VI. The Presence of Miracles means it is a Myth
A. Basically the argument is that miracles do not occur today, therefore they never occurred
1. The resurrection of Jesus could not have happened because it doesn’t continue to happen.
B. The definition of a miracle is that it is an supernatural event, not a natural one. It goes against the laws of nature.
1. If people commonly were resurrected, then that would be a natural event
2. The real question is there evidence that the laws of nature were overridden.
C. But the argument is circular
1. The concept of God is a supernatural being, but they are assuming the supernatural cannot exist, therefore, they start out assuming the God cannot exist. With that assumption, no wonder they can’t entertain the idea that the Bible may be inspired.
2. But if God does exist, and God created the world, then it would not be a stretch to assume this same God can bend the rules He made when He wants. Thus, the starting assumption changes the resulting conclusion.
D. Instead of ruling out the possibility before we begin, the challenge is to decide if there is sufficient evidence that miracles did take place.
1. One of the things offered by the Bible is testimonies from eye-witnesses to the miracles – you don’t find that in Greek mythologies or any other mythologies.
2. Statements by these witness in from of hostile audiences are not denied as to the facts.
3. The records are not denied when they were first written
E. Hence, the presence of miracles does not instantly falsify a document

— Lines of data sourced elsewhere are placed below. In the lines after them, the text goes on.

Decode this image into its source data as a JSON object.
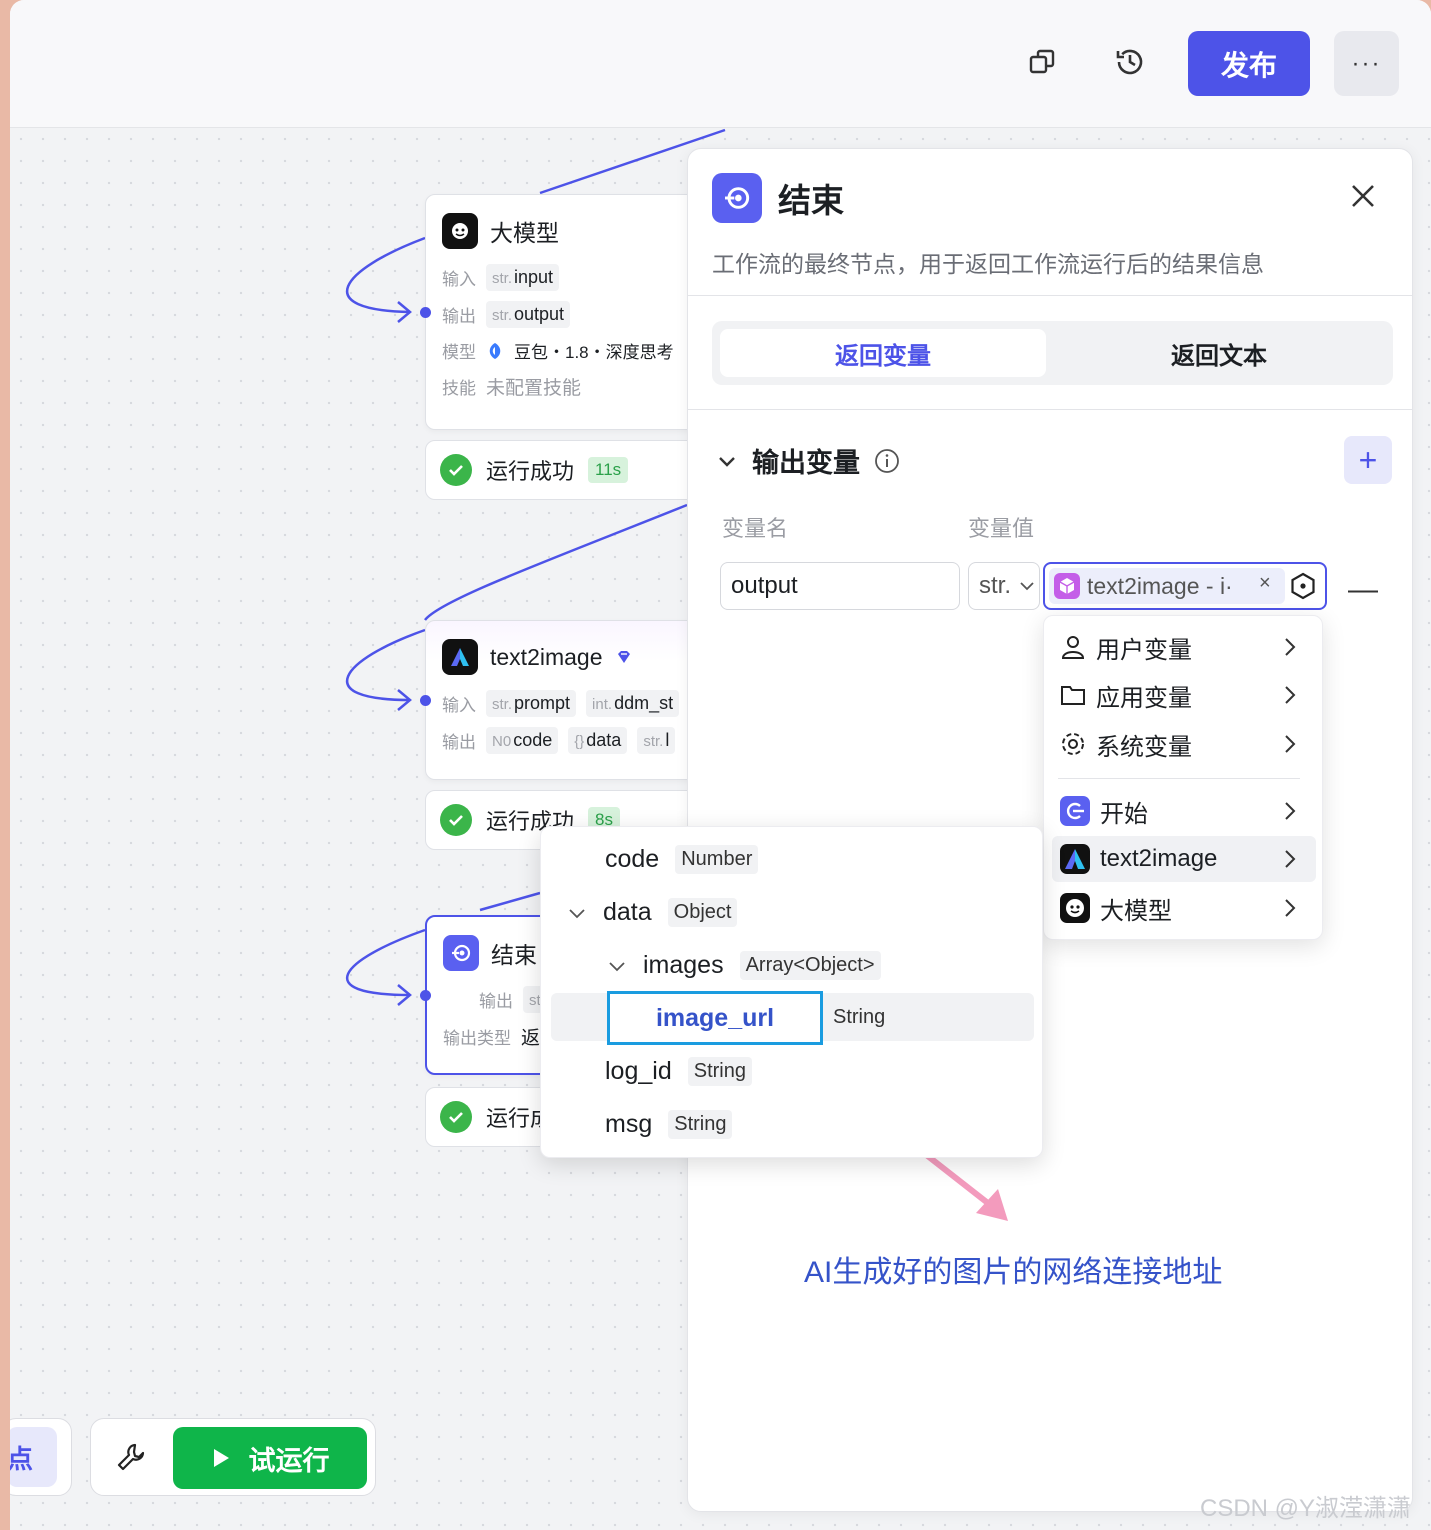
{
  "topbar": {
    "publish_label": "发布",
    "more_label": "···"
  },
  "nodes": {
    "llm": {
      "title": "大模型",
      "input_label": "输入",
      "input_type": "str.",
      "input_name": "input",
      "output_label": "输出",
      "output_type": "str.",
      "output_name": "output",
      "model_label": "模型",
      "model_value": "豆包・1.8・深度思考",
      "skill_label": "技能",
      "skill_value": "未配置技能",
      "status": "运行成功",
      "duration": "11s"
    },
    "t2i": {
      "title": "text2image",
      "input_label": "输入",
      "in1_type": "str.",
      "in1_name": "prompt",
      "in2_type": "int.",
      "in2_name": "ddm_st",
      "output_label": "输出",
      "out1_type": "N0",
      "out1_name": "code",
      "out2_type": "{}",
      "out2_name": "data",
      "out3_type": "str.",
      "out3_name": "l",
      "status": "运行成功",
      "duration": "8s"
    },
    "end": {
      "title": "结束",
      "output_label": "输出",
      "output_type": "st",
      "output_type_label": "输出类型",
      "output_type_value": "返",
      "status": "运行成"
    }
  },
  "panel": {
    "title": "结束",
    "description": "工作流的最终节点，用于返回工作流运行后的结果信息",
    "tabs": [
      "返回变量",
      "返回文本"
    ],
    "section_title": "输出变量",
    "col_name": "变量名",
    "col_value": "变量值",
    "var_name": "output",
    "var_type": "str.",
    "ref_text": "text2image - i·",
    "annotation": "AI生成好的图片的网络连接地址"
  },
  "menu": {
    "items": [
      "用户变量",
      "应用变量",
      "系统变量",
      "开始",
      "text2image",
      "大模型"
    ]
  },
  "submenu": {
    "items": [
      {
        "name": "code",
        "type": "Number"
      },
      {
        "name": "data",
        "type": "Object"
      },
      {
        "name": "images",
        "type": "Array<Object>"
      },
      {
        "name": "image_url",
        "type": "String"
      },
      {
        "name": "log_id",
        "type": "String"
      },
      {
        "name": "msg",
        "type": "String"
      }
    ]
  },
  "bottom": {
    "left_label": "点",
    "run_label": "试运行"
  },
  "watermark": "CSDN @Y淑滢潇潇",
  "colors": {
    "accent": "#4d53e8",
    "success": "#3bb54a",
    "run": "#0fb54a",
    "highlight_border": "#1a9ce0",
    "arrow": "#f39bbd"
  }
}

VII. We could go on, but we are out of time
A. What will you do with the Bible? Keep finding excuses to deny what it says?
B. Or accept the reality of its truths? - John 17:17y be God's teaching.